(Data records for software interfaces)
--------

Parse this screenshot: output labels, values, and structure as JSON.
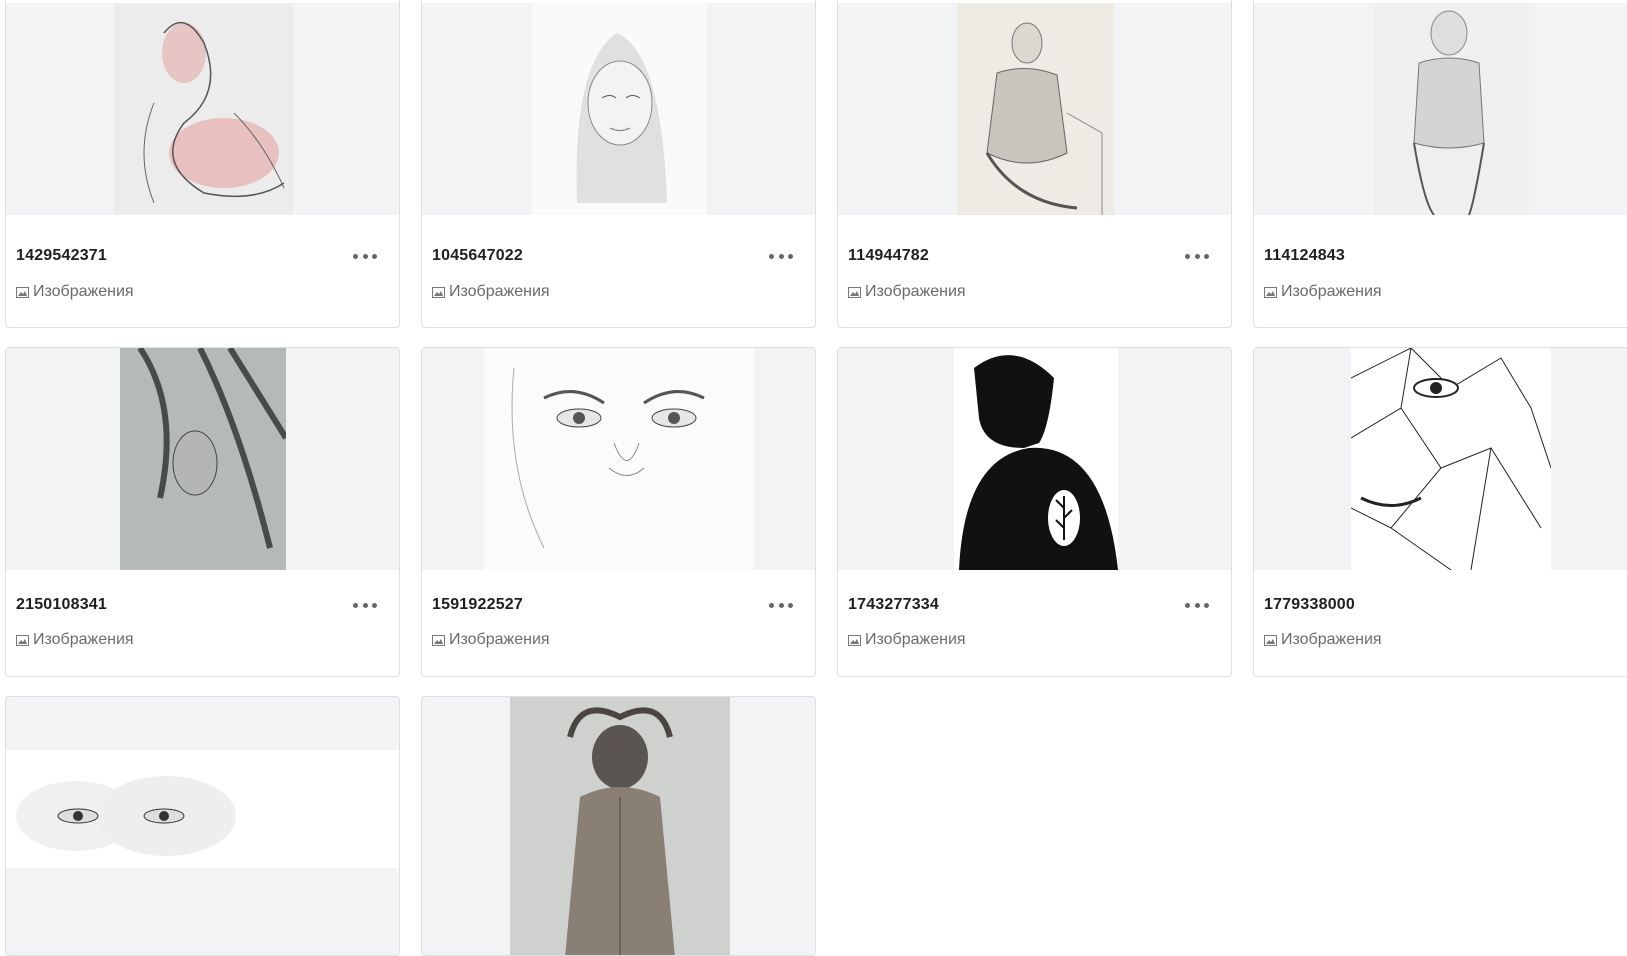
{
  "cards": [
    {
      "id": "1429542371",
      "type_label": "Изображения",
      "icon": "image-icon"
    },
    {
      "id": "1045647022",
      "type_label": "Изображения",
      "icon": "image-icon"
    },
    {
      "id": "114944782",
      "type_label": "Изображения",
      "icon": "image-icon"
    },
    {
      "id": "114124843",
      "type_label": "Изображения",
      "icon": "image-icon"
    },
    {
      "id": "2150108341",
      "type_label": "Изображения",
      "icon": "image-icon"
    },
    {
      "id": "1591922527",
      "type_label": "Изображения",
      "icon": "image-icon"
    },
    {
      "id": "1743277334",
      "type_label": "Изображения",
      "icon": "image-icon"
    },
    {
      "id": "1779338000",
      "type_label": "Изображения",
      "icon": "image-icon"
    }
  ],
  "more_icon": "more-horizontal-icon",
  "colors": {
    "card_border": "#dcdfe3",
    "thumb_bg": "#f2f3f5",
    "title": "#1f1f1f",
    "meta": "#6b6b6b"
  }
}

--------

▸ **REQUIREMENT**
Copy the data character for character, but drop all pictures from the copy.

▸ **EXERCISE OUTPUT**
Parse this screenshot: output labels, values, and structure as JSON.
{
  "cards": [
    {
      "id": "1429542371",
      "type_label": "Изображения",
      "icon": "image-icon"
    },
    {
      "id": "1045647022",
      "type_label": "Изображения",
      "icon": "image-icon"
    },
    {
      "id": "114944782",
      "type_label": "Изображения",
      "icon": "image-icon"
    },
    {
      "id": "114124843",
      "type_label": "Изображения",
      "icon": "image-icon"
    },
    {
      "id": "2150108341",
      "type_label": "Изображения",
      "icon": "image-icon"
    },
    {
      "id": "1591922527",
      "type_label": "Изображения",
      "icon": "image-icon"
    },
    {
      "id": "1743277334",
      "type_label": "Изображения",
      "icon": "image-icon"
    },
    {
      "id": "1779338000",
      "type_label": "Изображения",
      "icon": "image-icon"
    }
  ],
  "more_icon": "more-horizontal-icon",
  "colors": {
    "card_border": "#dcdfe3",
    "thumb_bg": "#f2f3f5",
    "title": "#1f1f1f",
    "meta": "#6b6b6b"
  }
}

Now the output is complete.